◆ EXERCISE REQUIREMENTS ◆
Write out each record again exactly as it stands.

◆ SOURCE DATA ◆
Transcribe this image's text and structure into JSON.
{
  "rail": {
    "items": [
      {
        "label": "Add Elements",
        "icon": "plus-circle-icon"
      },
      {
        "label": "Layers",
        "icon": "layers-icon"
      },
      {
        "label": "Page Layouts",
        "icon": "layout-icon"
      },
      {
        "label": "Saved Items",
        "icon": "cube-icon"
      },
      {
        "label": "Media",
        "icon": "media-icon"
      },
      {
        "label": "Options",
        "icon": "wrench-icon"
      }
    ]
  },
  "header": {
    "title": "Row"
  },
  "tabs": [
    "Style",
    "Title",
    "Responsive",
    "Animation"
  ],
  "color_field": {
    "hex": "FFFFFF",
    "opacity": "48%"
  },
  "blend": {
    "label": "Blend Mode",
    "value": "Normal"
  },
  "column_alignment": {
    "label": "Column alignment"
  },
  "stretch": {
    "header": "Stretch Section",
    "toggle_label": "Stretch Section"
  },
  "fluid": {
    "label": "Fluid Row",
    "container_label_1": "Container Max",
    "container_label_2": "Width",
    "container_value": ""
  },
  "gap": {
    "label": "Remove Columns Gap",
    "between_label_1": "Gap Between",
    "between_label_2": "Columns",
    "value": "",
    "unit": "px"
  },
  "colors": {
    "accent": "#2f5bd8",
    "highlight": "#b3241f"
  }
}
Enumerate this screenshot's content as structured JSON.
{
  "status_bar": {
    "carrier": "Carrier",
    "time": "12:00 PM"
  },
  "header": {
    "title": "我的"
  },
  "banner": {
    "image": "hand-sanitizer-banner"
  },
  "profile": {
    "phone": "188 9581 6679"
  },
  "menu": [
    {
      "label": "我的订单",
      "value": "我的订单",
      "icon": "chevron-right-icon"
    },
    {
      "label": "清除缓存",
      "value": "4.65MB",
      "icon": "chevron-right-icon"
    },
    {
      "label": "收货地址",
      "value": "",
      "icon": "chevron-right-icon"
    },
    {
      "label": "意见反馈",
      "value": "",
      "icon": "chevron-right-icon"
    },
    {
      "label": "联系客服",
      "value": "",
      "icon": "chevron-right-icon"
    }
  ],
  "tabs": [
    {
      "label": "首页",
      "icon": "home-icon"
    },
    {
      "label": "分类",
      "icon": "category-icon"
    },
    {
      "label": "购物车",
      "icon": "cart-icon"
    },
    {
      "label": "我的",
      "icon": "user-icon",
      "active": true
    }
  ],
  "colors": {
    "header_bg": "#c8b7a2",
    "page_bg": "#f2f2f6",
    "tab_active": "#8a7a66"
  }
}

◆ TASK OUTPUT ◆
Transcribe this image's text and structure into JSON.
{
  "rail": {
    "items": [
      {
        "label": "Add Elements",
        "icon": "plus-circle-icon"
      },
      {
        "label": "Layers",
        "icon": "layers-icon"
      },
      {
        "label": "Page Layouts",
        "icon": "layout-icon"
      },
      {
        "label": "Saved Items",
        "icon": "cube-icon"
      },
      {
        "label": "Media",
        "icon": "media-icon"
      },
      {
        "label": "Options",
        "icon": "wrench-icon"
      }
    ]
  },
  "header": {
    "title": "Row"
  },
  "tabs": [
    "Style",
    "Title",
    "Responsive",
    "Animation"
  ],
  "color_field": {
    "hex": "FFFFFF",
    "opacity": "48%"
  },
  "blend": {
    "label": "Blend Mode",
    "value": "Normal"
  },
  "column_alignment": {
    "label": "Column alignment"
  },
  "stretch": {
    "header": "Stretch Section",
    "toggle_label": "Stretch Section"
  },
  "fluid": {
    "label": "Fluid Row",
    "container_label_1": "Container Max",
    "container_label_2": "Width",
    "container_value": ""
  },
  "gap": {
    "label": "Remove Columns Gap",
    "between_label_1": "Gap Between",
    "between_label_2": "Columns",
    "value": "",
    "unit": "px"
  },
  "colors": {
    "accent": "#2f5bd8",
    "highlight": "#b3241f"
  }
}
Enumerate this screenshot's content as structured JSON.
{
  "status_bar": {
    "carrier": "Carrier",
    "time": "12:00 PM"
  },
  "header": {
    "title": "我的"
  },
  "banner": {
    "image": "hand-sanitizer-banner"
  },
  "profile": {
    "phone": "188 9581 6679"
  },
  "menu": [
    {
      "label": "我的订单",
      "value": "我的订单",
      "icon": "chevron-right-icon"
    },
    {
      "label": "清除缓存",
      "value": "4.65MB",
      "icon": "chevron-right-icon"
    },
    {
      "label": "收货地址",
      "value": "",
      "icon": "chevron-right-icon"
    },
    {
      "label": "意见反馈",
      "value": "",
      "icon": "chevron-right-icon"
    },
    {
      "label": "联系客服",
      "value": "",
      "icon": "chevron-right-icon"
    }
  ],
  "tabs": [
    {
      "label": "首页",
      "icon": "home-icon"
    },
    {
      "label": "分类",
      "icon": "category-icon"
    },
    {
      "label": "购物车",
      "icon": "cart-icon"
    },
    {
      "label": "我的",
      "icon": "user-icon",
      "active": true
    }
  ],
  "colors": {
    "header_bg": "#c8b7a2",
    "page_bg": "#f2f2f6",
    "tab_active": "#8a7a66"
  }
}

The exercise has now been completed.